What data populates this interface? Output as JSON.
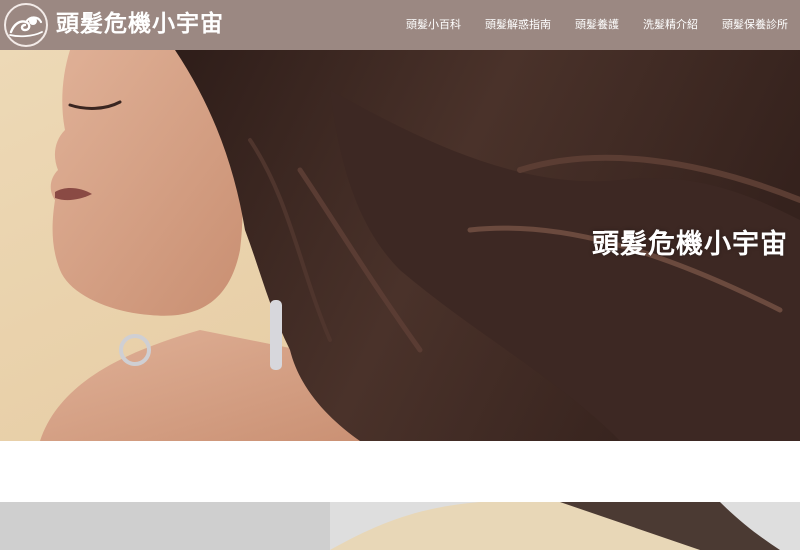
{
  "header": {
    "site_title": "頭髮危機小宇宙",
    "logo_icon": "hair-swirl-logo-icon",
    "nav": [
      {
        "label": "頭髮小百科"
      },
      {
        "label": "頭髮解惑指南"
      },
      {
        "label": "頭髮養護"
      },
      {
        "label": "洗髮精介紹"
      },
      {
        "label": "頭髮保養診所"
      }
    ]
  },
  "hero": {
    "title": "頭髮危機小宇宙"
  },
  "colors": {
    "header_bg": "#9b8882",
    "hero_bg": "#e9d3ae",
    "hair": "#3a2621",
    "skin": "#d9a488",
    "text": "#ffffff"
  }
}
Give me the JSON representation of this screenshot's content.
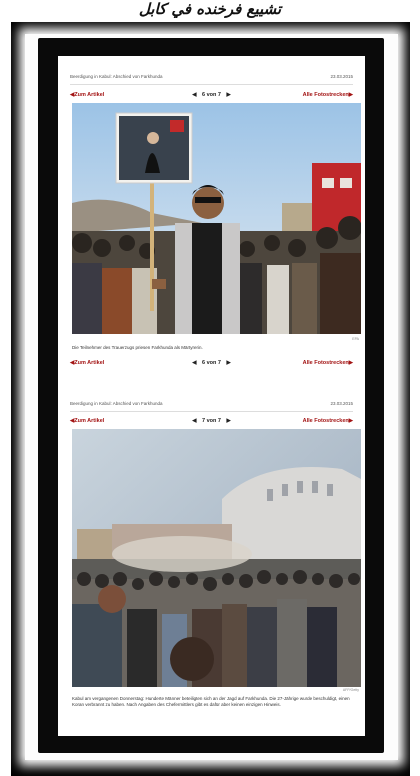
{
  "page": {
    "top_text": "ﺗﺸﻴﻴﻊ ﻓﺮﺧﻨﺪﻩ ﻓﻲ ﻛﺎﺑﻞ"
  },
  "slides": [
    {
      "meta_title": "Beerdigung in Kabul: Abschied von Farkhunda",
      "meta_date": "23.03.2015",
      "back_label": "Zum Artikel",
      "counter": "6 von 7",
      "all_label": "Alle Fotostrecken",
      "credit": "EPA",
      "caption": "Die Teilnehmer des Trauerzugs priesen Farkhunda als Märtyrerin.",
      "bottom_counter": "6 von 7"
    },
    {
      "meta_title": "Beerdigung in Kabul: Abschied von Farkhunda",
      "meta_date": "23.03.2015",
      "back_label": "Zum Artikel",
      "counter": "7 von 7",
      "all_label": "Alle Fotostrecken",
      "credit": "AFP/Getty",
      "caption": "Kabul am vergangenen Donnerstag: Hunderte Männer beteiligten sich an der Jagd auf Farkhunda. Die 27-Jährige wurde beschuldigt, einen Koran verbrannt zu haben. Nach Angaben des Chefermittlers gibt es dafür aber keinen einzigen Hinweis."
    }
  ],
  "glyphs": {
    "left": "◀",
    "right": "▶",
    "prev": "◀",
    "next": "▶"
  },
  "colors": {
    "link_red": "#a31414",
    "frame": "#000000"
  }
}
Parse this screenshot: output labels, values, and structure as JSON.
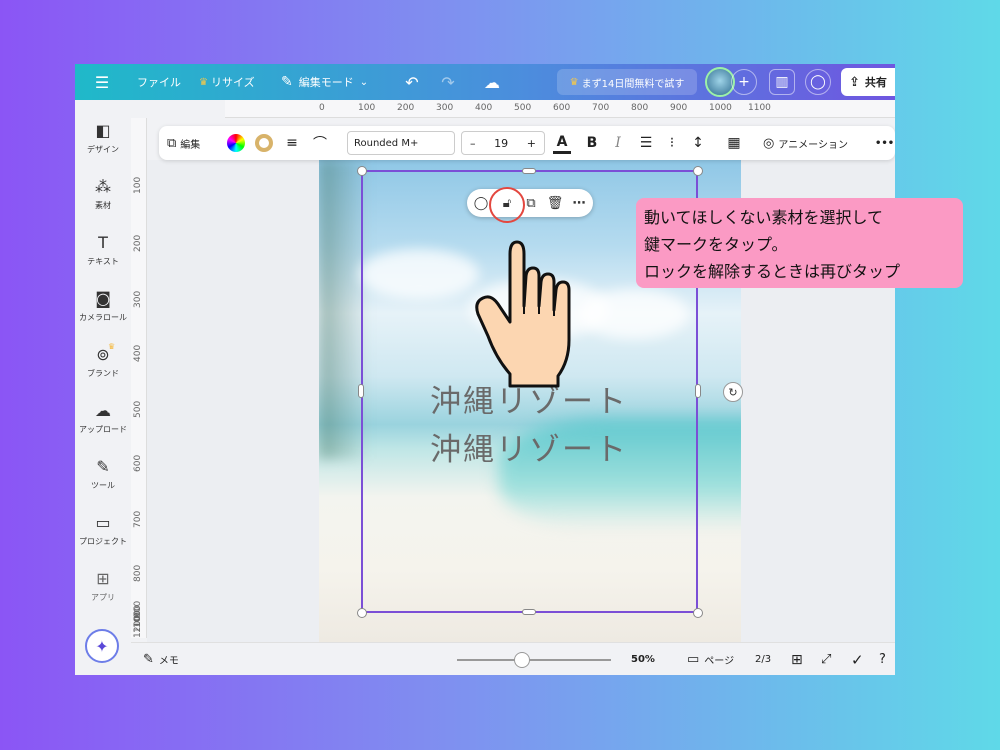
{
  "topbar": {
    "menu_icon": "hamburger-icon",
    "file": "ファイル",
    "resize": "リサイズ",
    "edit_mode": "編集モード",
    "trial": "まず14日間無料で試す",
    "share": "共有"
  },
  "ruler": {
    "top": [
      "0",
      "100",
      "200",
      "300",
      "400",
      "500",
      "600",
      "700",
      "800",
      "900",
      "1000",
      "1100"
    ],
    "left": [
      "100",
      "200",
      "300",
      "400",
      "500",
      "600",
      "700",
      "800",
      "900",
      "1000",
      "1100",
      "1200"
    ]
  },
  "sidebar": {
    "items": [
      {
        "label": "デザイン",
        "icon": "design-icon"
      },
      {
        "label": "素材",
        "icon": "elements-icon"
      },
      {
        "label": "テキスト",
        "icon": "text-icon"
      },
      {
        "label": "カメラロール",
        "icon": "camera-icon"
      },
      {
        "label": "ブランド",
        "icon": "brand-icon"
      },
      {
        "label": "アップロード",
        "icon": "upload-icon"
      },
      {
        "label": "ツール",
        "icon": "tools-icon"
      },
      {
        "label": "プロジェクト",
        "icon": "folder-icon"
      },
      {
        "label": "アプリ",
        "icon": "apps-icon"
      }
    ]
  },
  "textbar": {
    "edit": "編集",
    "font": "Rounded M+",
    "minus": "–",
    "size": "19",
    "plus": "+",
    "color_letter": "A",
    "bold": "B",
    "italic": "I",
    "animation": "アニメーション",
    "more": "•••"
  },
  "canvas": {
    "headline_1": "沖縄リゾート",
    "headline_2": "沖縄リゾート"
  },
  "callout": {
    "line1": "動いてほしくない素材を選択して",
    "line2": "鍵マークをタップ。",
    "line3": "ロックを解除するときは再びタップ"
  },
  "bottombar": {
    "notes": "メモ",
    "zoom": "50%",
    "pages_label": "ページ",
    "page_count": "2/3"
  },
  "colors": {
    "accent": "#7b4fd6",
    "callout": "#fb9ac4",
    "lock_ring": "#e3473f"
  }
}
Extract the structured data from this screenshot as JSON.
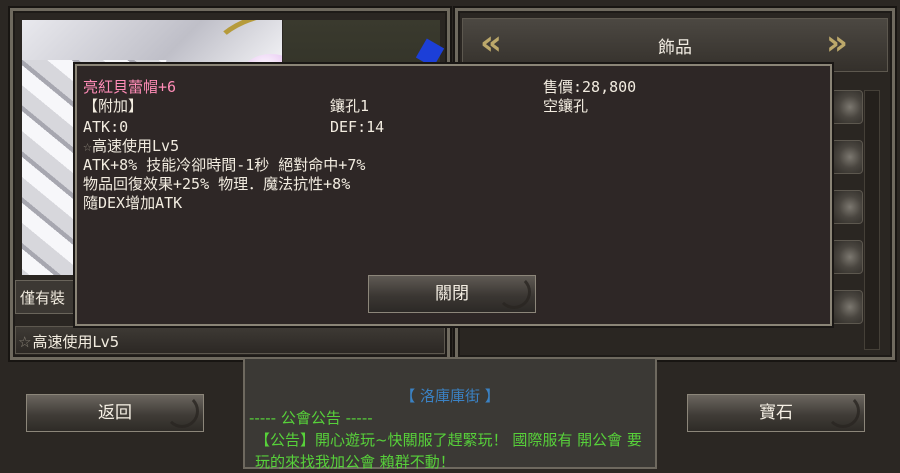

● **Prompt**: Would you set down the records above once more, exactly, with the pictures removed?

● **Reply**:
What data populates this interface? Output as JSON.
{
  "header": {
    "site_title": "頭髮危機小宇宙",
    "logo_icon": "hair-swirl-logo-icon",
    "nav": [
      {
        "label": "頭髮小百科"
      },
      {
        "label": "頭髮解惑指南"
      },
      {
        "label": "頭髮養護"
      },
      {
        "label": "洗髮精介紹"
      },
      {
        "label": "頭髮保養診所"
      }
    ]
  },
  "hero": {
    "title": "頭髮危機小宇宙"
  },
  "colors": {
    "header_bg": "#9b8882",
    "hero_bg": "#e9d3ae",
    "hair": "#3a2621",
    "skin": "#d9a488",
    "text": "#ffffff"
  }
}
Give me the JSON representation of this screenshot's content.
{
  "page": {
    "top_text": "ﺗﺸﻴﻴﻊ ﻓﺮﺧﻨﺪﻩ ﻓﻲ ﻛﺎﺑﻞ"
  },
  "slides": [
    {
      "meta_title": "Beerdigung in Kabul: Abschied von Farkhunda",
      "meta_date": "23.03.2015",
      "back_label": "Zum Artikel",
      "counter": "6 von 7",
      "all_label": "Alle Fotostrecken",
      "credit": "EPA",
      "caption": "Die Teilnehmer des Trauerzugs priesen Farkhunda als Märtyrerin.",
      "bottom_counter": "6 von 7"
    },
    {
      "meta_title": "Beerdigung in Kabul: Abschied von Farkhunda",
      "meta_date": "23.03.2015",
      "back_label": "Zum Artikel",
      "counter": "7 von 7",
      "all_label": "Alle Fotostrecken",
      "credit": "AFP/Getty",
      "caption": "Kabul am vergangenen Donnerstag: Hunderte Männer beteiligten sich an der Jagd auf Farkhunda. Die 27-Jährige wurde beschuldigt, einen Koran verbrannt zu haben. Nach Angaben des Chefermittlers gibt es dafür aber keinen einzigen Hinweis."
    }
  ],
  "glyphs": {
    "left": "◀",
    "right": "▶",
    "prev": "◀",
    "next": "▶"
  },
  "colors": {
    "link_red": "#a31414",
    "frame": "#000000"
  }
}
Parse this screenshot: output labels, values, and structure as JSON.
{
  "topbar": {
    "menu_icon": "hamburger-icon",
    "file": "ファイル",
    "resize": "リサイズ",
    "edit_mode": "編集モード",
    "trial": "まず14日間無料で試す",
    "share": "共有"
  },
  "ruler": {
    "top": [
      "0",
      "100",
      "200",
      "300",
      "400",
      "500",
      "600",
      "700",
      "800",
      "900",
      "1000",
      "1100"
    ],
    "left": [
      "100",
      "200",
      "300",
      "400",
      "500",
      "600",
      "700",
      "800",
      "900",
      "1000",
      "1100",
      "1200"
    ]
  },
  "sidebar": {
    "items": [
      {
        "label": "デザイン",
        "icon": "design-icon"
      },
      {
        "label": "素材",
        "icon": "elements-icon"
      },
      {
        "label": "テキスト",
        "icon": "text-icon"
      },
      {
        "label": "カメラロール",
        "icon": "camera-icon"
      },
      {
        "label": "ブランド",
        "icon": "brand-icon"
      },
      {
        "label": "アップロード",
        "icon": "upload-icon"
      },
      {
        "label": "ツール",
        "icon": "tools-icon"
      },
      {
        "label": "プロジェクト",
        "icon": "folder-icon"
      },
      {
        "label": "アプリ",
        "icon": "apps-icon"
      }
    ]
  },
  "textbar": {
    "edit": "編集",
    "font": "Rounded M+",
    "minus": "–",
    "size": "19",
    "plus": "+",
    "color_letter": "A",
    "bold": "B",
    "italic": "I",
    "animation": "アニメーション",
    "more": "•••"
  },
  "canvas": {
    "headline_1": "沖縄リゾート",
    "headline_2": "沖縄リゾート"
  },
  "callout": {
    "line1": "動いてほしくない素材を選択して",
    "line2": "鍵マークをタップ。",
    "line3": "ロックを解除するときは再びタップ"
  },
  "bottombar": {
    "notes": "メモ",
    "zoom": "50%",
    "pages_label": "ページ",
    "page_count": "2/3"
  },
  "colors": {
    "accent": "#7b4fd6",
    "callout": "#fb9ac4",
    "lock_ring": "#e3473f"
  }
}
Extract the structured data from this screenshot as JSON.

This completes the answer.